FEMAle Inmate Kitchen Crew Feeds Firefighters at Smith Ranch Fire
Incident: Smith Ranch Fire Wildfire
ELKO, Nev. The task: Prepare a hot breakfast, hearty bag lunches and a three-course dinner for 250 firefighters in a cow pasture with no running water. The pay: A dollar an hour and a day knocked off their sentences for every eight hours worked.
A kitchen crew of 14 female inmates from the Jean Conservation Camp in Las Vegas have been providing meals for firefighters this week on the Smith Ranch Fire, about 25 miles southeast of Elko.
Ranging in age from 21 to 48, the women are all minimum-security prisoners who are being rewarded with the privilege of working outside the conservation camp fence after making it through a rigorous screening process, passing a physical-fitness test and undergoing a comprehensive training program.
Another reward: What one crew member called "big old smiles" from the firefighters working on the 2,777-acre blaze. After a long hot day building line, and a few days subsisting on Meals-Ready-to-Eat, the firefighters are not hesitant to let the kitchen crew know how much they appreciate tucking into a real meal.
"A lot of us never had that appreciation before," said the crew member. "So to have it is great."
The meal on tap this particular evening: 8-oz. New York steaks, black bean chili, cheesy mashed potatoes and three different types of salad, followed by freshly baked apple pie.
The Nevada Division of Forestry and the Nevada Department of Corrections jointly run nine minimum-security conservation camps throughout the state where inmates serve sentences, while doing project work and serving on emergency-response crews for wildland fire suppression, flood control, search and rescue, and ice and snow removal.
Although much of the work the inmate crews perform is unpaid, they generate about $1.4 million annually for the state's general fund.
Only the Jean location houses female inmates. During the past two years, Jean crews have worked more than 12,000 hours on 28 emergency incidents.
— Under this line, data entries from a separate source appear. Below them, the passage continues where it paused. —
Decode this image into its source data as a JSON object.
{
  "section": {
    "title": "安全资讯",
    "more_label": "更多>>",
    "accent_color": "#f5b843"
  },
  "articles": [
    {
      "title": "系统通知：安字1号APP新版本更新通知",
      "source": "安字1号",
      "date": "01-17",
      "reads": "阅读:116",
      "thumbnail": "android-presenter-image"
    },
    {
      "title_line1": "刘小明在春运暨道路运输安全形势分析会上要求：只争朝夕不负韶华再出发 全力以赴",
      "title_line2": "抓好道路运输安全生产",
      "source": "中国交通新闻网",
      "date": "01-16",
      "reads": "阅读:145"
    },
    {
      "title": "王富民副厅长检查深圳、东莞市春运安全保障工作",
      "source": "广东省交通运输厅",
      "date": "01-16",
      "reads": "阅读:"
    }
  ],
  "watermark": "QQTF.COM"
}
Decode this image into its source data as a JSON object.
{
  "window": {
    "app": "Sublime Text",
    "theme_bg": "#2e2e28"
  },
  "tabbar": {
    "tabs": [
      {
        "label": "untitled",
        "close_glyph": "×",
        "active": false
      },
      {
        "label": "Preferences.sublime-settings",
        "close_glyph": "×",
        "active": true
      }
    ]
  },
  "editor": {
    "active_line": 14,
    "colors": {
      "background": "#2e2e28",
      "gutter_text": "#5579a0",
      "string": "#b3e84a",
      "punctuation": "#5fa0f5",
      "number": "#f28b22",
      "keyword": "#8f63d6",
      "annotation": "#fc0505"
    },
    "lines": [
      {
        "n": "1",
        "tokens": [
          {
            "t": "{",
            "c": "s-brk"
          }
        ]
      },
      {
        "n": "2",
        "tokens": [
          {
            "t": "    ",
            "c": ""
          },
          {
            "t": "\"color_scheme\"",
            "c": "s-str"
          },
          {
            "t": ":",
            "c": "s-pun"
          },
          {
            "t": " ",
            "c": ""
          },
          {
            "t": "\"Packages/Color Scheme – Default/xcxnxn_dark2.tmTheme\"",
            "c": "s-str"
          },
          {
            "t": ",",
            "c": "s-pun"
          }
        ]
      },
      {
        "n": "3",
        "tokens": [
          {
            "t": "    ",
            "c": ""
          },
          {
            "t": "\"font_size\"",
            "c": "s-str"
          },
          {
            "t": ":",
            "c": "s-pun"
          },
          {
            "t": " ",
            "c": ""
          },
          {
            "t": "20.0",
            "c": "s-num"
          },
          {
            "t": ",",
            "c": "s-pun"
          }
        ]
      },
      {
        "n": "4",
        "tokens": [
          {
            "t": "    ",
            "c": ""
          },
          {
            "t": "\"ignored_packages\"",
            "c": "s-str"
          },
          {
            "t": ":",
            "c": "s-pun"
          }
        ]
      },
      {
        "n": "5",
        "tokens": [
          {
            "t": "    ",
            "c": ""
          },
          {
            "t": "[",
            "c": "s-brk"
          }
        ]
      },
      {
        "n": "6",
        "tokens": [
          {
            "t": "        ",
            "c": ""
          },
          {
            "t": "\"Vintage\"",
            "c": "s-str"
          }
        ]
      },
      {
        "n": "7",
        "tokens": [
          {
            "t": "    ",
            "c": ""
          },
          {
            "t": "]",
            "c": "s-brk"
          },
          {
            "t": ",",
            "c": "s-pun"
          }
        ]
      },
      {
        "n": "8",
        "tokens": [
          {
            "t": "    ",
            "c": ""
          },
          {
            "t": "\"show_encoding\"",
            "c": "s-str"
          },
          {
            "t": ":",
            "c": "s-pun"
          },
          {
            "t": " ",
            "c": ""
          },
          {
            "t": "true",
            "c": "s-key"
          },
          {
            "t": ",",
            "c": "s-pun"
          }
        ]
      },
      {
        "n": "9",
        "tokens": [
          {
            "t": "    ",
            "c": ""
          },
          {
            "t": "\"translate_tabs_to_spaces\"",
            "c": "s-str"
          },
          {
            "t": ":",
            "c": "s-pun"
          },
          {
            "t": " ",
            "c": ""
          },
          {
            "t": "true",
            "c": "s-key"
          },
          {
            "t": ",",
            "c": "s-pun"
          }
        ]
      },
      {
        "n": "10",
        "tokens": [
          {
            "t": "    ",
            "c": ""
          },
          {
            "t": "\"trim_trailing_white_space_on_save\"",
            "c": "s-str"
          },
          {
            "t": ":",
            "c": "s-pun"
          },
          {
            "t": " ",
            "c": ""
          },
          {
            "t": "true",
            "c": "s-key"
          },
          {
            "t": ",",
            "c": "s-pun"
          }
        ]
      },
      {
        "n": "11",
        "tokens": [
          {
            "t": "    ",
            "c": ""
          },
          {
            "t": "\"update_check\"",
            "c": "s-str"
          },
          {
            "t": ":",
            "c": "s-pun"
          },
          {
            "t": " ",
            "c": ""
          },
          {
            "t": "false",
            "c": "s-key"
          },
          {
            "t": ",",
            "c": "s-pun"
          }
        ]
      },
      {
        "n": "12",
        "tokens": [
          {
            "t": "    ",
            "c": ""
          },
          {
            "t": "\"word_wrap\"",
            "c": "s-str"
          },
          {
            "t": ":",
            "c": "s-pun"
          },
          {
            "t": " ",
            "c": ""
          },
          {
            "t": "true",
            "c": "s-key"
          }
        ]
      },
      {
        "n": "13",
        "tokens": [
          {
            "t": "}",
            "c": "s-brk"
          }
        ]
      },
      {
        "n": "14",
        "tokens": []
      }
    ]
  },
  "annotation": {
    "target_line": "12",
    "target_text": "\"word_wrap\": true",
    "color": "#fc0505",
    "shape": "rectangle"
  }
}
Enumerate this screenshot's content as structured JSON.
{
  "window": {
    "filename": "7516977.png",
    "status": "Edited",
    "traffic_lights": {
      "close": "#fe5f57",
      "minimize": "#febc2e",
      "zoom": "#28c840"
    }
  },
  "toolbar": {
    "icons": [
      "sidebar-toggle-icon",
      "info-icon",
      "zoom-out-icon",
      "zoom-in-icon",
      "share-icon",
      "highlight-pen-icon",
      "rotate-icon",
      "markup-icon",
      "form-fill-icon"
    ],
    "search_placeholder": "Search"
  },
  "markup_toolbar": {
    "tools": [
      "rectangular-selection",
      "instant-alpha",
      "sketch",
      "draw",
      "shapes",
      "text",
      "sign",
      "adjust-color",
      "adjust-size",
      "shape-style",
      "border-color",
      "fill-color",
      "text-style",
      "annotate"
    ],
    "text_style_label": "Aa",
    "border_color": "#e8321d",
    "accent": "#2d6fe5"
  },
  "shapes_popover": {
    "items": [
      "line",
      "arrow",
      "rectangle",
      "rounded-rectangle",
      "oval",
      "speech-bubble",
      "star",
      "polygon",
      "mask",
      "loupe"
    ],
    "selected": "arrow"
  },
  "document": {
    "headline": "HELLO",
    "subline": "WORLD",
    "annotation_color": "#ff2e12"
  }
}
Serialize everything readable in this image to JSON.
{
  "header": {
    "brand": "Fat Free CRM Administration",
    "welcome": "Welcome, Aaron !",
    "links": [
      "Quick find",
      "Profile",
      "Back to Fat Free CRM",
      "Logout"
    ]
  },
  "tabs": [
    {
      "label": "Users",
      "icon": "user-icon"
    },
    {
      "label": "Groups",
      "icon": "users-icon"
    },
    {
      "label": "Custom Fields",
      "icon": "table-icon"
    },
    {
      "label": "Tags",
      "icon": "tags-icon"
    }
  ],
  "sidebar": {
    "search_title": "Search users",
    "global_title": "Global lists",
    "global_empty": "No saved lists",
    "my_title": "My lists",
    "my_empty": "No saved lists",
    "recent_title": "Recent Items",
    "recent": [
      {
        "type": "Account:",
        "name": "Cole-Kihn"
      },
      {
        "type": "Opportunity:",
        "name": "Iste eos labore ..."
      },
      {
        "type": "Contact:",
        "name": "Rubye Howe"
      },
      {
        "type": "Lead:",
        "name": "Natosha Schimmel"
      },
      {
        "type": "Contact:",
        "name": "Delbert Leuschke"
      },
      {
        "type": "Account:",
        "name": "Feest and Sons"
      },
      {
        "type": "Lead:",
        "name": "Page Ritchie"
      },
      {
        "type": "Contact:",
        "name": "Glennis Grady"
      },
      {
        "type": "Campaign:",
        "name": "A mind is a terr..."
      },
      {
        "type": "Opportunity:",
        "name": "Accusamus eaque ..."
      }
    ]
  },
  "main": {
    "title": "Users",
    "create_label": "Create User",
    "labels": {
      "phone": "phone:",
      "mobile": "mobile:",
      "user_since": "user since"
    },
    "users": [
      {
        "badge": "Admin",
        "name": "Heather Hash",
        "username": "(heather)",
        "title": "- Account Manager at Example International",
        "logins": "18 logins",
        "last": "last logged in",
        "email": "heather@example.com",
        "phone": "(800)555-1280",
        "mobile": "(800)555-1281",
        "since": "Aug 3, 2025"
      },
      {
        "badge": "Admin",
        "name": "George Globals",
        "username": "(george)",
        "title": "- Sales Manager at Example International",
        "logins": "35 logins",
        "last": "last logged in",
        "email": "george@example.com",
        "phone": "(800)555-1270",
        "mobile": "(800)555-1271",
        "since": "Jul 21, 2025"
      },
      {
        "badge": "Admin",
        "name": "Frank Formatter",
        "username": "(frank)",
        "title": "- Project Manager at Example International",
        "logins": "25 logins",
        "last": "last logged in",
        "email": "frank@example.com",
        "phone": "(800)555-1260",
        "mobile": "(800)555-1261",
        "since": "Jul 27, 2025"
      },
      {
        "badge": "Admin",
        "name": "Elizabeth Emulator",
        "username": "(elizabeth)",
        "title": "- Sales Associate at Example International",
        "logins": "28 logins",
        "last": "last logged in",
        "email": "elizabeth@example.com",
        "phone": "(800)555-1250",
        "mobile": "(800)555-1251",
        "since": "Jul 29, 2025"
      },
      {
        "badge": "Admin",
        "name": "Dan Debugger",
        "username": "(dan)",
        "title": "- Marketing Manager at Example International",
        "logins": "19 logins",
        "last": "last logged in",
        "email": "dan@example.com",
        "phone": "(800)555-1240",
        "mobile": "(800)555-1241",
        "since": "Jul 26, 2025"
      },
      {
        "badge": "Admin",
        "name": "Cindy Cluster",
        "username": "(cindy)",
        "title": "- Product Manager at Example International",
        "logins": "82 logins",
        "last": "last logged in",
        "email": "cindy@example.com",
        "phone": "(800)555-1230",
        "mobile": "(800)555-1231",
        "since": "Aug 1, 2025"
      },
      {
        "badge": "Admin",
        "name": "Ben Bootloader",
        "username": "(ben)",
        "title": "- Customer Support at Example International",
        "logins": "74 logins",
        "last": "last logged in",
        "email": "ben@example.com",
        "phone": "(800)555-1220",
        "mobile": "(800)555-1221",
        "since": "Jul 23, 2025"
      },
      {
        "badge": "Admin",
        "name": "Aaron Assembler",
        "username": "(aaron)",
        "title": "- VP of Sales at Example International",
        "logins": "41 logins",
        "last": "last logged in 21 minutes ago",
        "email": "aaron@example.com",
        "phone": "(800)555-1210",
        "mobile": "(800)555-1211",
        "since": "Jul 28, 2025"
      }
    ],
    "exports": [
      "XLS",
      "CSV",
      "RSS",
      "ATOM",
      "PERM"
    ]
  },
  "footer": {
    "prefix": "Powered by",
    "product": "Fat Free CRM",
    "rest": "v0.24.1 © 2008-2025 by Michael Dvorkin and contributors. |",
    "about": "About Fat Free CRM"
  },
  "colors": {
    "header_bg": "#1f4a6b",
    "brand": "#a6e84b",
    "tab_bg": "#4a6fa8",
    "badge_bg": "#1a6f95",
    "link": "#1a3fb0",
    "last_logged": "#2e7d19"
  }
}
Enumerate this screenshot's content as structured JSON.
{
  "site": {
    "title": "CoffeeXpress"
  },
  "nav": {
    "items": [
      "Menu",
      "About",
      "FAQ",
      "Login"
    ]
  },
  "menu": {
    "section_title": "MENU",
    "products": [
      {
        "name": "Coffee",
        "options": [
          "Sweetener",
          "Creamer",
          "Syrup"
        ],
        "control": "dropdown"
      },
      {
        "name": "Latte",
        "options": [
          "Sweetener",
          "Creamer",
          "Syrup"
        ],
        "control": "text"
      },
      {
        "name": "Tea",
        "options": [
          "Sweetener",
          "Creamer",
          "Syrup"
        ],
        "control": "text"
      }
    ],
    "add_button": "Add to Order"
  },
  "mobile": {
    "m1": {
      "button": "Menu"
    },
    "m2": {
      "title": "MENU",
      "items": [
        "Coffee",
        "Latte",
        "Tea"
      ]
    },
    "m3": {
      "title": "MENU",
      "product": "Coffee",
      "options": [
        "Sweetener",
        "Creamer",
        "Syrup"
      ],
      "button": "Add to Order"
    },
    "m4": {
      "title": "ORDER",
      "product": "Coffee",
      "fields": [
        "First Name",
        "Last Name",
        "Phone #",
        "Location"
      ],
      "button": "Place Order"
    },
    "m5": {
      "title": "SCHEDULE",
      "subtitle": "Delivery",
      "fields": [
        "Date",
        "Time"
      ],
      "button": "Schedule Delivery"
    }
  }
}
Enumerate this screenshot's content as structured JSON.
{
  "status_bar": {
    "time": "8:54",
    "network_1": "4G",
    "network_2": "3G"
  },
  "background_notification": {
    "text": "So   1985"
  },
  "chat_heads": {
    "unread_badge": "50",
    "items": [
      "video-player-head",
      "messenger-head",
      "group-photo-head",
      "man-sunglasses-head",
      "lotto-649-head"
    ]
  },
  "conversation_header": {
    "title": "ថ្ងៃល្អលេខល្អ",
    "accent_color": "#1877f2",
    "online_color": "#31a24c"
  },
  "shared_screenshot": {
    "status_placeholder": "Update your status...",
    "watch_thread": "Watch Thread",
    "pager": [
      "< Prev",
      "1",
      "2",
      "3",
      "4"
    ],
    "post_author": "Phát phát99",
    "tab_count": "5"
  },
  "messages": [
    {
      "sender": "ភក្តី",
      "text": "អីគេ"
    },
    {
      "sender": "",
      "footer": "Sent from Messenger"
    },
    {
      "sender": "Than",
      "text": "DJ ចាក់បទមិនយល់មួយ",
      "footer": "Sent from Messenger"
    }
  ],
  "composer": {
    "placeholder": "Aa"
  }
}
When they arrive at a fire, the crew can have their kitchen up and running within an hour. Their normal workday begins at 3 a.m., and except for a few hours' rest in the mid-day heat, ends an hour short of midnight.
Wearing hairnets and disposable gloves, the women prepare and cook meals on a portable outdoor two-sided range, then serve the food in a cafeteria-style line. After each meal, they do clean up. They are also responsible each day for making sandwiches and stuffing multiple lunch items into a legion of paper sacks.
At night, they bed down in tents, watched over by a female correctional officer. She takes roll call, escorts them on any night-time Porta Potty visits, counts them hourly throughout the night, and wakes them up when it's time to go back to work.
Working on the kitchen crew teaches the women a trade, which they can use to earn a living after their release. Many of the younger women had never learned to cook.
The kitchen crews are "a good local resource" for fires that aren't big enough to warrant a national caterer, said Jean camp supervisor Jon Shogren. The state also has two male inmate kitchen crews.
Crew boss Bruce Travis said the inmates really appreciate the opportunity to work on the crews, and the experience can bring out the best in them.
"If you get people out of that negative environment, you can see there's more to them," said Travis.
Another inmate said she was grateful for all the skills she has learned, including food preparation, cooking, food safety, cleanliness and presentation. Being outdoors was also a bonus.
"Especially at night-time when it's dark, and you see all the stars," she said. "It's just all-round rewarding."